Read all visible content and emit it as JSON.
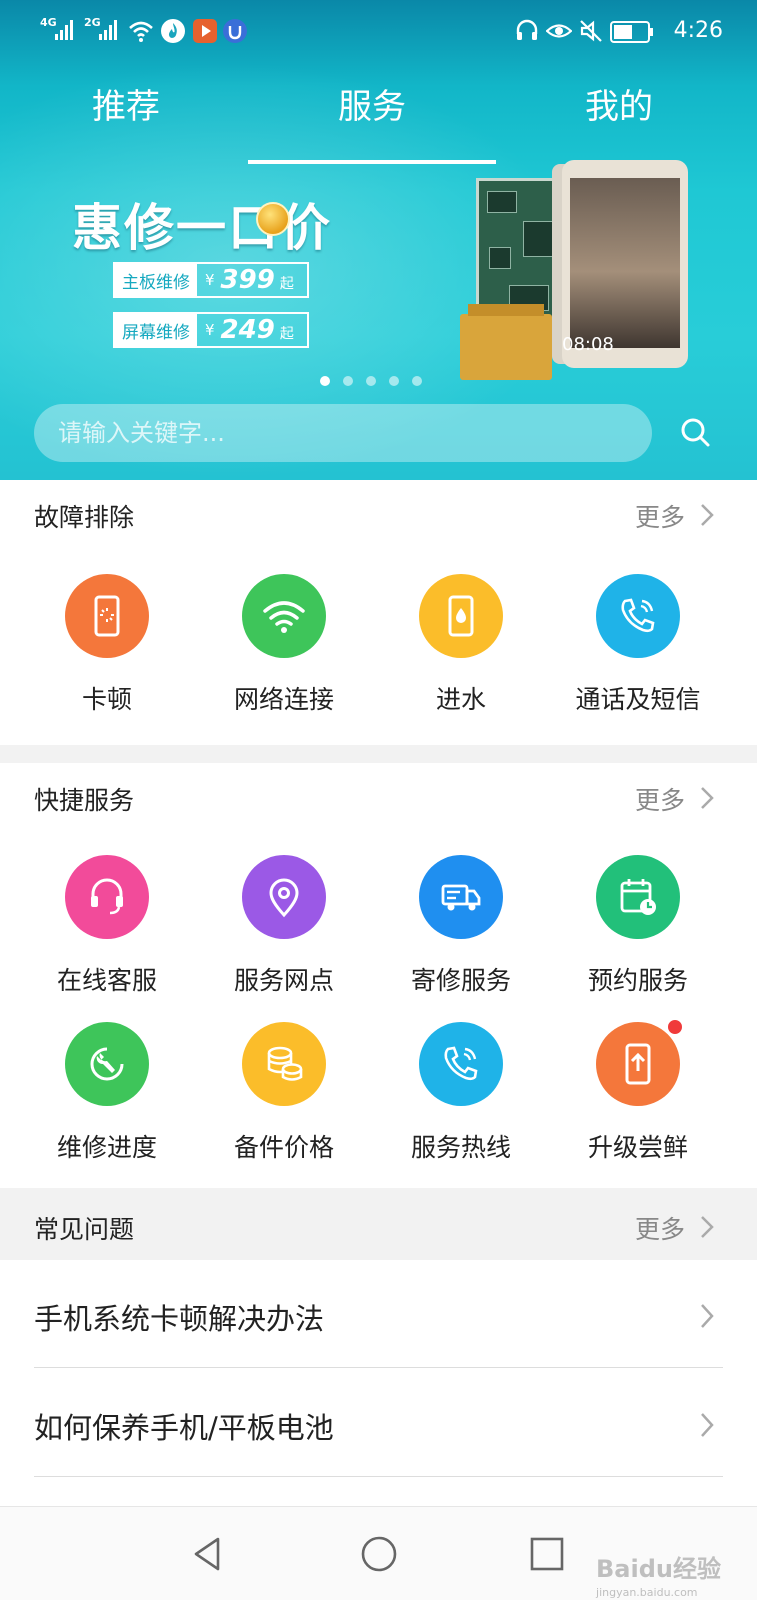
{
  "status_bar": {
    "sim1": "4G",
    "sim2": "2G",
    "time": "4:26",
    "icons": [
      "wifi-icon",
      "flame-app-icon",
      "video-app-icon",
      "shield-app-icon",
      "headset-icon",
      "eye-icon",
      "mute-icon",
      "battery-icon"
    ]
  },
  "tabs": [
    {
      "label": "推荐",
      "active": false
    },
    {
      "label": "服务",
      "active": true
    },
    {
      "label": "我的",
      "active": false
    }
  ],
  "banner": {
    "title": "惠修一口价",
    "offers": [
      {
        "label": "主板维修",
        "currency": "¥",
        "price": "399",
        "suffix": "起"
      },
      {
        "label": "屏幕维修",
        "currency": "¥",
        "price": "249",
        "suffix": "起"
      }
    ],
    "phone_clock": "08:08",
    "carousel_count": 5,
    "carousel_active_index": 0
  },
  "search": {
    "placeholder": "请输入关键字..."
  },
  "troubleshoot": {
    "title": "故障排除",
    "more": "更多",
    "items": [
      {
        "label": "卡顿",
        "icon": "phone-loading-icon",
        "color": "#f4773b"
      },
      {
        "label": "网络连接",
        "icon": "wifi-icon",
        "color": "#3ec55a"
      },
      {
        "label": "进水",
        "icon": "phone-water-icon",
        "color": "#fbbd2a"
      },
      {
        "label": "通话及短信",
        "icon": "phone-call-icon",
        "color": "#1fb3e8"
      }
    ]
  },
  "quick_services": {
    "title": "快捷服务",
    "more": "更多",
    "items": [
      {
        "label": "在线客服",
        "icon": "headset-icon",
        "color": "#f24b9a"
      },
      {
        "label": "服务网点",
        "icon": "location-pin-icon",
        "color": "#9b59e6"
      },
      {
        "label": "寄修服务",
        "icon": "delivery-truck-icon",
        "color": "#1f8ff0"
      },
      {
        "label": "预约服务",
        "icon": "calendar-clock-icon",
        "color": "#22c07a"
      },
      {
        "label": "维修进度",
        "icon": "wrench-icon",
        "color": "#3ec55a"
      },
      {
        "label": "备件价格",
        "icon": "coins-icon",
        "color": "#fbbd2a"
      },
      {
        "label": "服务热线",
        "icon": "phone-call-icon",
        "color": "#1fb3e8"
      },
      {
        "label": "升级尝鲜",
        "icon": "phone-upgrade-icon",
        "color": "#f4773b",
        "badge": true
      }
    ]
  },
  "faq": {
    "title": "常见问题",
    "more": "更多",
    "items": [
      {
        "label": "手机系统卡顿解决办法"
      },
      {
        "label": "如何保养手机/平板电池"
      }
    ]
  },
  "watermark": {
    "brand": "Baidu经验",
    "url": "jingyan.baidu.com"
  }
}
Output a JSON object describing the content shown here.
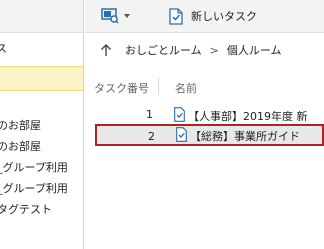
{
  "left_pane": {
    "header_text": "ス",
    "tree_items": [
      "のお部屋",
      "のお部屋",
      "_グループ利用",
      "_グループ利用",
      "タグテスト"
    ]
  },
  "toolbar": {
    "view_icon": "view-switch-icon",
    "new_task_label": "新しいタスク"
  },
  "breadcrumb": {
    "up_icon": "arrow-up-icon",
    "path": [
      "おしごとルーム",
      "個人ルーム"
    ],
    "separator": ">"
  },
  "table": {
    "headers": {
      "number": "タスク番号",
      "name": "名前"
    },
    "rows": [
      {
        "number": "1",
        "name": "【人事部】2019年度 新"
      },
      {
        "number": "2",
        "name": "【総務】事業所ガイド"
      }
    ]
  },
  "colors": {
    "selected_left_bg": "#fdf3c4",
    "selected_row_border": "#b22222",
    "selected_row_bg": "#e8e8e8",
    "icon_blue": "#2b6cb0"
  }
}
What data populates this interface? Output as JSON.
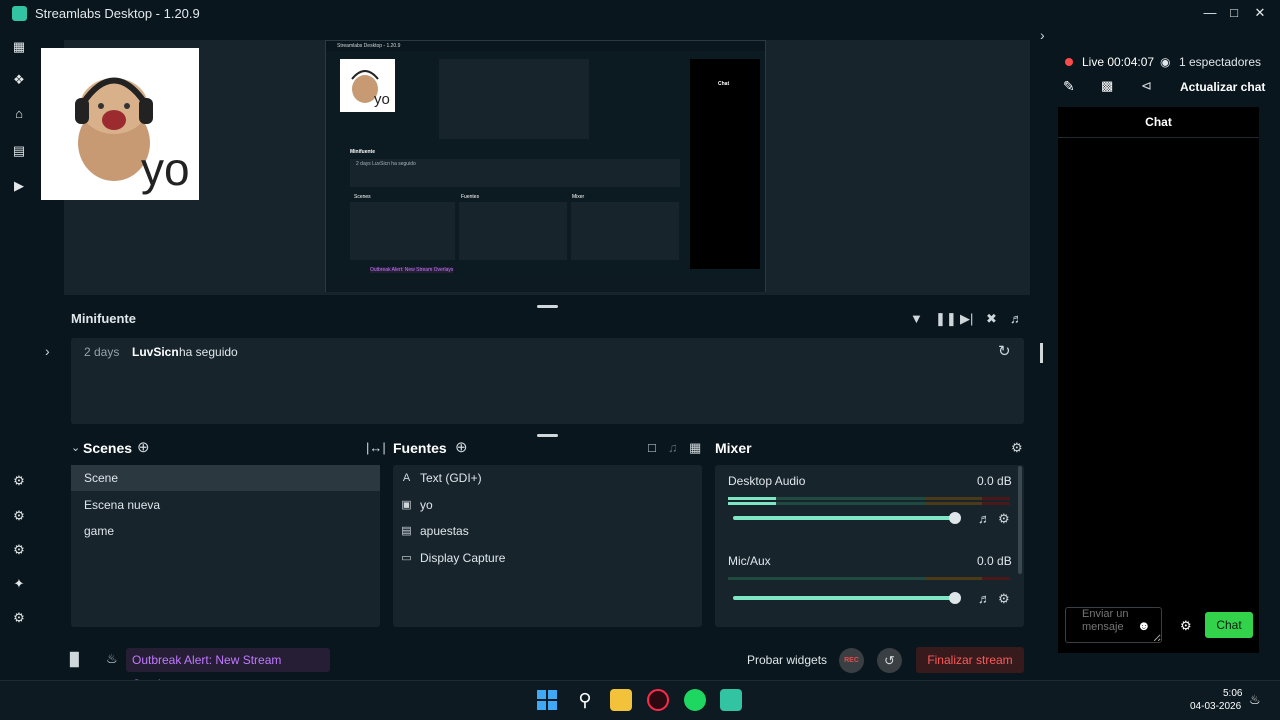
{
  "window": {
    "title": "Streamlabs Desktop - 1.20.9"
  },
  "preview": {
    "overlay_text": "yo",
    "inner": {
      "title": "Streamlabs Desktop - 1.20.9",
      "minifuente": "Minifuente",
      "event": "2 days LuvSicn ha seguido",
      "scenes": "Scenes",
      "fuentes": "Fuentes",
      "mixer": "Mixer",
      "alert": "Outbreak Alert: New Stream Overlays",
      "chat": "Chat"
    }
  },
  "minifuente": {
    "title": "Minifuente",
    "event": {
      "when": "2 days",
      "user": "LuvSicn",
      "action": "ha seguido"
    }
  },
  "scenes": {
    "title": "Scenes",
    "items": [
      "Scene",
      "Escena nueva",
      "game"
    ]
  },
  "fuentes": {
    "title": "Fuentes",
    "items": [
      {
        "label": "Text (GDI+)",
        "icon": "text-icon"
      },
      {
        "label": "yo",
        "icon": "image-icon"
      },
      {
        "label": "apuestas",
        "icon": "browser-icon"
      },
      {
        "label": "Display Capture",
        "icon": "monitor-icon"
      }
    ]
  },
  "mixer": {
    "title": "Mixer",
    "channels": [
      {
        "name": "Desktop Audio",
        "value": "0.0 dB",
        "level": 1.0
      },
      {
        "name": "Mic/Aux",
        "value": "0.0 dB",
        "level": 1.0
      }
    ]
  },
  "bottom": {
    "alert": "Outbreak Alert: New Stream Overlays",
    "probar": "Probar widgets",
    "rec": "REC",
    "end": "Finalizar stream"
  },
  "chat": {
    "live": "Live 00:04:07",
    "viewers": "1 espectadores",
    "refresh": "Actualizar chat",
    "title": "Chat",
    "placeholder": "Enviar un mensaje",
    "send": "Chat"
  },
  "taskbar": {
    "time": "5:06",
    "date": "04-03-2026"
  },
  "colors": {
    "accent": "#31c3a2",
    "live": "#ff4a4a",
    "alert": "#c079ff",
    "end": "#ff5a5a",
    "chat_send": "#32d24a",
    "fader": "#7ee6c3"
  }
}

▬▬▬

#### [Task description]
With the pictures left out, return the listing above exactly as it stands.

#### [Finished exercise]
Read all visible content and emit it as JSON.
{
  "status_bar": {
    "sim1": "4G",
    "sim2": "2G",
    "time": "4:26",
    "icons": [
      "wifi-icon",
      "flame-app-icon",
      "video-app-icon",
      "shield-app-icon",
      "headset-icon",
      "eye-icon",
      "mute-icon",
      "battery-icon"
    ]
  },
  "tabs": [
    {
      "label": "推荐",
      "active": false
    },
    {
      "label": "服务",
      "active": true
    },
    {
      "label": "我的",
      "active": false
    }
  ],
  "banner": {
    "title": "惠修一口价",
    "offers": [
      {
        "label": "主板维修",
        "currency": "¥",
        "price": "399",
        "suffix": "起"
      },
      {
        "label": "屏幕维修",
        "currency": "¥",
        "price": "249",
        "suffix": "起"
      }
    ],
    "phone_clock": "08:08",
    "carousel_count": 5,
    "carousel_active_index": 0
  },
  "search": {
    "placeholder": "请输入关键字..."
  },
  "troubleshoot": {
    "title": "故障排除",
    "more": "更多",
    "items": [
      {
        "label": "卡顿",
        "icon": "phone-loading-icon",
        "color": "#f4773b"
      },
      {
        "label": "网络连接",
        "icon": "wifi-icon",
        "color": "#3ec55a"
      },
      {
        "label": "进水",
        "icon": "phone-water-icon",
        "color": "#fbbd2a"
      },
      {
        "label": "通话及短信",
        "icon": "phone-call-icon",
        "color": "#1fb3e8"
      }
    ]
  },
  "quick_services": {
    "title": "快捷服务",
    "more": "更多",
    "items": [
      {
        "label": "在线客服",
        "icon": "headset-icon",
        "color": "#f24b9a"
      },
      {
        "label": "服务网点",
        "icon": "location-pin-icon",
        "color": "#9b59e6"
      },
      {
        "label": "寄修服务",
        "icon": "delivery-truck-icon",
        "color": "#1f8ff0"
      },
      {
        "label": "预约服务",
        "icon": "calendar-clock-icon",
        "color": "#22c07a"
      },
      {
        "label": "维修进度",
        "icon": "wrench-icon",
        "color": "#3ec55a"
      },
      {
        "label": "备件价格",
        "icon": "coins-icon",
        "color": "#fbbd2a"
      },
      {
        "label": "服务热线",
        "icon": "phone-call-icon",
        "color": "#1fb3e8"
      },
      {
        "label": "升级尝鲜",
        "icon": "phone-upgrade-icon",
        "color": "#f4773b",
        "badge": true
      }
    ]
  },
  "faq": {
    "title": "常见问题",
    "more": "更多",
    "items": [
      {
        "label": "手机系统卡顿解决办法"
      },
      {
        "label": "如何保养手机/平板电池"
      }
    ]
  },
  "watermark": {
    "brand": "Baidu经验",
    "url": "jingyan.baidu.com"
  }
}
Output a JSON object describing the content shown here.
{
  "left_pane": {
    "header_text": "ス",
    "tree_items": [
      "のお部屋",
      "のお部屋",
      "_グループ利用",
      "_グループ利用",
      "タグテスト"
    ]
  },
  "toolbar": {
    "view_icon": "view-switch-icon",
    "new_task_label": "新しいタスク"
  },
  "breadcrumb": {
    "up_icon": "arrow-up-icon",
    "path": [
      "おしごとルーム",
      "個人ルーム"
    ],
    "separator": ">"
  },
  "table": {
    "headers": {
      "number": "タスク番号",
      "name": "名前"
    },
    "rows": [
      {
        "number": "1",
        "name": "【人事部】2019年度 新"
      },
      {
        "number": "2",
        "name": "【総務】事業所ガイド"
      }
    ]
  },
  "colors": {
    "selected_left_bg": "#fdf3c4",
    "selected_row_border": "#b22222",
    "selected_row_bg": "#e8e8e8",
    "icon_blue": "#2b6cb0"
  }
}
What data populates this interface? Output as JSON.
{
  "window": {
    "title": "Streamlabs Desktop - 1.20.9"
  },
  "preview": {
    "overlay_text": "yo",
    "inner": {
      "title": "Streamlabs Desktop - 1.20.9",
      "minifuente": "Minifuente",
      "event": "2 days LuvSicn ha seguido",
      "scenes": "Scenes",
      "fuentes": "Fuentes",
      "mixer": "Mixer",
      "alert": "Outbreak Alert: New Stream Overlays",
      "chat": "Chat"
    }
  },
  "minifuente": {
    "title": "Minifuente",
    "event": {
      "when": "2 days",
      "user": "LuvSicn",
      "action": "ha seguido"
    }
  },
  "scenes": {
    "title": "Scenes",
    "items": [
      "Scene",
      "Escena nueva",
      "game"
    ]
  },
  "fuentes": {
    "title": "Fuentes",
    "items": [
      {
        "label": "Text (GDI+)",
        "icon": "text-icon"
      },
      {
        "label": "yo",
        "icon": "image-icon"
      },
      {
        "label": "apuestas",
        "icon": "browser-icon"
      },
      {
        "label": "Display Capture",
        "icon": "monitor-icon"
      }
    ]
  },
  "mixer": {
    "title": "Mixer",
    "channels": [
      {
        "name": "Desktop Audio",
        "value": "0.0 dB",
        "level": 1.0
      },
      {
        "name": "Mic/Aux",
        "value": "0.0 dB",
        "level": 1.0
      }
    ]
  },
  "bottom": {
    "alert": "Outbreak Alert: New Stream Overlays",
    "probar": "Probar widgets",
    "rec": "REC",
    "end": "Finalizar stream"
  },
  "chat": {
    "live": "Live 00:04:07",
    "viewers": "1 espectadores",
    "refresh": "Actualizar chat",
    "title": "Chat",
    "placeholder": "Enviar un mensaje",
    "send": "Chat"
  },
  "taskbar": {
    "time": "5:06",
    "date": "04-03-2026"
  },
  "colors": {
    "accent": "#31c3a2",
    "live": "#ff4a4a",
    "alert": "#c079ff",
    "end": "#ff5a5a",
    "chat_send": "#32d24a",
    "fader": "#7ee6c3"
  }
}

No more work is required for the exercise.